We dare say that Google TV was a flawed concept from the start, and it is dumbfounding that a company like Logitech embraced it wholeheartedly and according to its CEO, Guerrino De Luca, expected people to be queuing up to buy it.

Earlier this year, Australian outfit Kogan launched a small box called the Smart TV Box, which is the equivalent of Apple TV but powered by an ARM processor and Android 2.2 Froyo. The price of the device? £109, a fraction of what Logitech charged for the Revue, its Google TV box.

Sure, the Logitech Revue had a much better hardware specification including a great keyboard and some exciting hardware.

But as ARM puts it, your smartphone is probably going to be your primary compute platform.
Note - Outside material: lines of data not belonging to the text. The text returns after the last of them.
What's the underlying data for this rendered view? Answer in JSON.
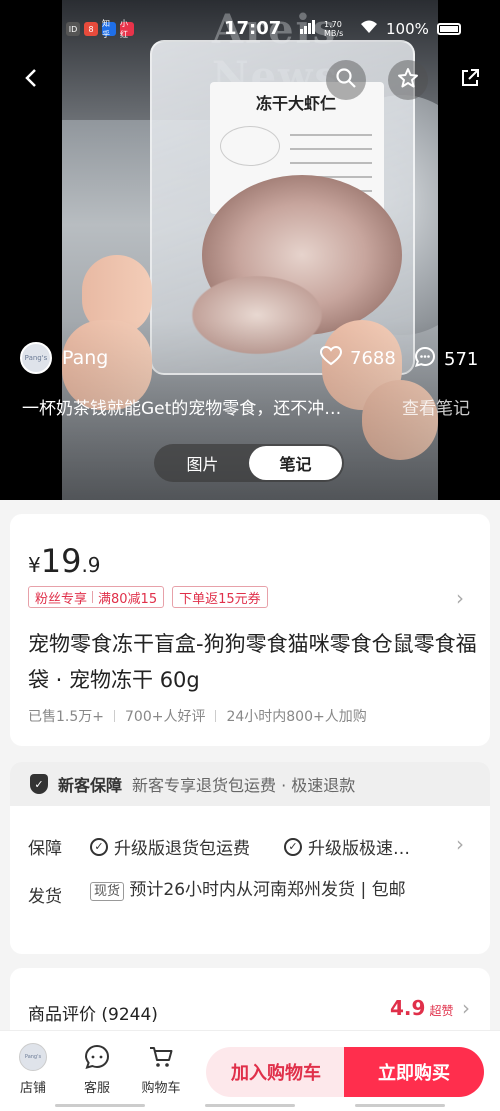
{
  "status_bar": {
    "time": "17:07",
    "network": "1.70 MB/s",
    "battery": "100%",
    "mini_apps": [
      {
        "name": "app-icon-1",
        "label": "ID",
        "color": "#555"
      },
      {
        "name": "app-icon-2",
        "label": "8",
        "color": "#e84b3c"
      },
      {
        "name": "app-icon-3",
        "label": "知乎",
        "color": "#1f6fe8"
      },
      {
        "name": "app-icon-4",
        "label": "小红",
        "color": "#e8334a"
      }
    ]
  },
  "hero": {
    "newspaper_text": "Areis News",
    "package_label_title": "冻干大虾仁",
    "author_name": "Pang",
    "avatar_text": "Pang's",
    "likes": "7688",
    "comments": "571",
    "caption": "一杯奶茶钱就能Get的宠物零食，还不冲…",
    "caption_more": "查看笔记",
    "tabs": [
      {
        "label": "图片",
        "active": false
      },
      {
        "label": "笔记",
        "active": true
      }
    ]
  },
  "product": {
    "currency": "¥",
    "price_int": "19",
    "price_dec": ".9",
    "tag1_a": "粉丝专享",
    "tag1_b": "满80减15",
    "tag2": "下单返15元券",
    "title": "宠物零食冻干盲盒-狗狗零食猫咪零食仓鼠零食福袋 · 宠物冻干 60g",
    "sold": "已售1.5万+",
    "reviews_good": "700+人好评",
    "cart_adds": "24小时内800+人加购"
  },
  "guarantee": {
    "title": "新客保障",
    "desc": "新客专享退货包运费 · 极速退款",
    "shield_glyph": "✓"
  },
  "service": {
    "guarantee_label": "保障",
    "guarantee_item1": "升级版退货包运费",
    "guarantee_item2": "升级版极速…",
    "shipping_label": "发货",
    "shipping_badge": "现货",
    "shipping_text": "预计26小时内从河南郑州发货 | 包邮"
  },
  "reviews": {
    "title": "商品评价 (9244)",
    "rating": "4.9",
    "rating_text": "超赞"
  },
  "bottom_bar": {
    "shop_label": "店铺",
    "service_label": "客服",
    "cart_label": "购物车",
    "add_cart_label": "加入购物车",
    "buy_now_label": "立即购买"
  },
  "colors": {
    "accent": "#ff2e4d",
    "accent_text": "#e0304a",
    "accent_light": "#fde8eb"
  },
  "icons": [
    "back-icon",
    "search-icon",
    "star-icon",
    "share-icon",
    "heart-icon",
    "comment-icon",
    "chevron-right-icon",
    "shield-icon",
    "check-circle-icon",
    "service-icon",
    "cart-icon"
  ]
}
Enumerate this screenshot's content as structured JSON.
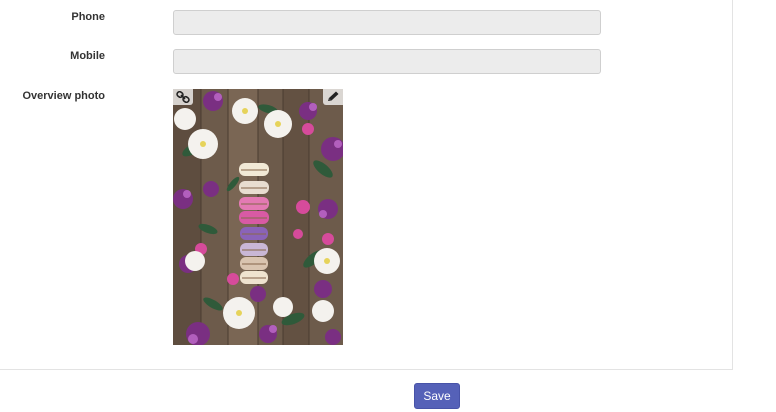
{
  "form": {
    "phone": {
      "label": "Phone",
      "value": "",
      "placeholder": ""
    },
    "mobile": {
      "label": "Mobile",
      "value": "",
      "placeholder": ""
    },
    "overview_photo": {
      "label": "Overview photo",
      "link_icon": "link-icon",
      "edit_icon": "pencil-icon"
    }
  },
  "footer": {
    "save_label": "Save"
  },
  "colors": {
    "save_button": "#5561b8",
    "field_background": "#ececec"
  }
}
There's no reason why your phone couldn't be your Google TV instead.

After all, current and next generation Android phones have more oomph than the Revue (which had an Intel Atom CE4100 processor) and have similar connectivity capabilities (HDMI, Wi-Fi, Bluetooth).

The problem with the Google TV (and indeed with the Chromebook) is not about the software, but more the hardware.

Both platforms used Intel hardware which, as it stands, doesn't achieve the same level of power efficiency and value for money compared to solutions produced by ARM's partners.

We expect Google TV to be offered as part of Google's services sooner or later and coupled with accessories (docking station for example like the one we dreamt of two years ago).

Désiré Athow

Désiré has been musing and writing about technology during a career spanning four decades. He dabbled in website building and web hosting when DHTML and frames were en vogue and started writing about the impact of technology on society just before the start of the Y2K hysteria at the turn of the last millennium. Following an eight-year stint at where he discovered the joys of global tech-fests, Désiré now heads up TechRadar Pro. Previously he was a freelance technology journalist at Incisive Media, Breakthrough Publishing and Vnunet, and Business Magazine. He also launched and hosted the first Tech Radio Show on Radio Plus.